Well, it's happening. Twitter, the hangout for people who find tumblr too much work, disclosed that it's blocking users in Germany from viewing the tweets of Besseres Hannover, a group of neo-Nazi skinhead psychos. This is the first time the microblogging behemoth has ever censored an account, and you can be sure there will be activists uproars about the death of free speech. The thing is, Twitter is a private, for-profit company, and can therefore do whatever the hell it wants. Frankly, if I were Twitter, I'd be doing a whole lot more censoring — from every idiot who starts a jailbait account to half the butthole surfers I went to high school with. No Tweets For You!
Fittingly, Twitter general counsel Alex Macgillivray delivered the info about its first censorship late yesterday evening via a tweet that went something like this: "h8 group nada mas in das boots, b cool a'ght lylas i had soup for lunch here's a pic of my shoes" JKjk, he was a total professional about it: "We announced the ability to withhold content back in Jan. We're using it now for the first time re: a group deemed illegal in Germany." Not such a big deal, right? I mean, this group is obviously a bunch of lunatic dick heads and they needed to be shut the fuck down.
Well, yes and no. There's a lot is at stake for Twitter — particularly the protection of its more vulnerable users, including activists in countries where the service has played a large role in amplifying voices and aiding revolution. The fact that Twitter will erase tweets in certain countries if it's deemed illegal by that country's government is definitely a dicey situation. While it's a no brainer to censor the Nazi drivel, it woud've been a much more difficult decision if the request had come from the Egyptian government last spring.
This is obviously a much more complicated issue than Twitter flipping its users the bird and deleting accounts and tweets at will. It's clear that protecting their users while at the same time staying relevant and making money is a hot topic at Twitter HQ. Speaking with the New York Times last month, Macgillivray spoke of the importance of user trust.
"We value the reputation we have for defending and respecting the user's voice," Mr. Macgillivray said in an interview here at Twitter headquarters. "We think it's important to our company and the way users think about whether to use Twitter, as compared to other services."
When Twitter enters into business in countries with much different laws than the United States — for example, China's one to watch— the decision to work within the confines of that sovereignty could test Twitter's loyalty to its users. When pushed by governments to fall in line or get out, how much will they be able to push back, especially if they have employees in country? While Twitter has proven itself to be fairy tough when it comes to protecting its users privacy from the U.S. government (challenging the Justice Department on their WikiLeaks manhunt), they have bent before, it's not unprecedented (delaying planned upgrade at the State Department's request in 2009).
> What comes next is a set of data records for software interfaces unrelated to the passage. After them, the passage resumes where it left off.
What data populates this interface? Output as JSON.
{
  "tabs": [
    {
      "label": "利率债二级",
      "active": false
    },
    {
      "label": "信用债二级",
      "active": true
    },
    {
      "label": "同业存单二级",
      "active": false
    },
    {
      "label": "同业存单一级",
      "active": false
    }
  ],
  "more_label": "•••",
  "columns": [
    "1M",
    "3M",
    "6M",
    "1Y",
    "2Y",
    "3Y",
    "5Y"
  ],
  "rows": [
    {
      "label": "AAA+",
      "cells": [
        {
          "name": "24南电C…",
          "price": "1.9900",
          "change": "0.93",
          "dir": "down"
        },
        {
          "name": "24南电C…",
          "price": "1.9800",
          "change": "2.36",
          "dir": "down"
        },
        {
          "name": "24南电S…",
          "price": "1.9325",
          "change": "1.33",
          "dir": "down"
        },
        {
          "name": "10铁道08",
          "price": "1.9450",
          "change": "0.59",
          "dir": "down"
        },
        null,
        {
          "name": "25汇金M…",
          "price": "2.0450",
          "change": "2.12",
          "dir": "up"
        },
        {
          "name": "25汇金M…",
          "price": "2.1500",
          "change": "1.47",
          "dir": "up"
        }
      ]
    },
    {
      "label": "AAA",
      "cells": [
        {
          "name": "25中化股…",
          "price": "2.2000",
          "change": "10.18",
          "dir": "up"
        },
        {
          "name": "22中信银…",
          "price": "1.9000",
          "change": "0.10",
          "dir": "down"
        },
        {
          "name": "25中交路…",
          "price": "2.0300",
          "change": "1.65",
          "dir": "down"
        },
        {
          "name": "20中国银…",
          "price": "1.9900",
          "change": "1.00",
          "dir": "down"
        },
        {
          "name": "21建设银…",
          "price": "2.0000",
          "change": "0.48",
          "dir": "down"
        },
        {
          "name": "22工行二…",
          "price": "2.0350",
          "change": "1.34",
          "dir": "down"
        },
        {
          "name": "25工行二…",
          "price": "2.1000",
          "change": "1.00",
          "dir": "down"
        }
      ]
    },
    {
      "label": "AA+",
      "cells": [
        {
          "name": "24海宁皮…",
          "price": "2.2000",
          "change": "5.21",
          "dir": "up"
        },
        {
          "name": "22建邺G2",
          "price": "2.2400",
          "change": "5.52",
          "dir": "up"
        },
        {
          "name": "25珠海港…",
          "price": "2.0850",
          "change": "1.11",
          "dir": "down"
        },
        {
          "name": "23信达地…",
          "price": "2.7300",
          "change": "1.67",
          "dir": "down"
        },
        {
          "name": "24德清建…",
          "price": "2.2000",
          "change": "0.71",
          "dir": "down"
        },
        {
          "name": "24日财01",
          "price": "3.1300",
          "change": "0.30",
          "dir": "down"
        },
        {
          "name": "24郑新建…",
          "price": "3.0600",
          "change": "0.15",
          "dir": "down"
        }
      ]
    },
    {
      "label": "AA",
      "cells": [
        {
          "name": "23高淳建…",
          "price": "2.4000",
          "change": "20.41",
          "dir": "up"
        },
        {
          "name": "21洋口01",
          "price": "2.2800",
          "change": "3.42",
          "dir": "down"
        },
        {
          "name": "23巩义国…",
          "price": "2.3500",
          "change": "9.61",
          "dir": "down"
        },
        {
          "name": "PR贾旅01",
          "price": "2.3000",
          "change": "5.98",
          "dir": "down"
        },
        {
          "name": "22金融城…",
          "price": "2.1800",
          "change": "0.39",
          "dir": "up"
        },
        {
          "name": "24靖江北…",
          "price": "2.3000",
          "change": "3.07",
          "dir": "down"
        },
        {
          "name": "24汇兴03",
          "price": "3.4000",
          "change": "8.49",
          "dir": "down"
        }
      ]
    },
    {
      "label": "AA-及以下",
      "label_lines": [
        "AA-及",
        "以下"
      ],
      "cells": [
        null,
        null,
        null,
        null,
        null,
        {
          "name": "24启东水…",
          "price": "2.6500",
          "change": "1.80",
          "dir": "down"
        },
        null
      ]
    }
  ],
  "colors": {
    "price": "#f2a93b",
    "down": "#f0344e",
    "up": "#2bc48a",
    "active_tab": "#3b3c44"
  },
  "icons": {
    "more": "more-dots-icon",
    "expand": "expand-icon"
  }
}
For now, the people who need Twitter the most are the ones who live in places where their governments attempt to silent discontent, and that's especially true of many brave female activists. Women like Egypt's Mona Eltahawy, Libya's Danya Bashir, Bahrain's Zeinab and Maryam al-Khawaja, and Tunisia's Lina Ben Mhenni and Tawakkol Karman — all of them crucial in shaping the Arab Spring — might not have been heard, especially if Twitter's loyalties had rested with their governments, and not them.
Here's hoping Twitter will find a way to work with these countries to give citizens the ability to broadcast their message — they just need to be careful that the price isn't too great. Of course, if things do go to pot, the revolution has already been televised, and it's looking more and more like silence isn't an option — thank goodness for hackers.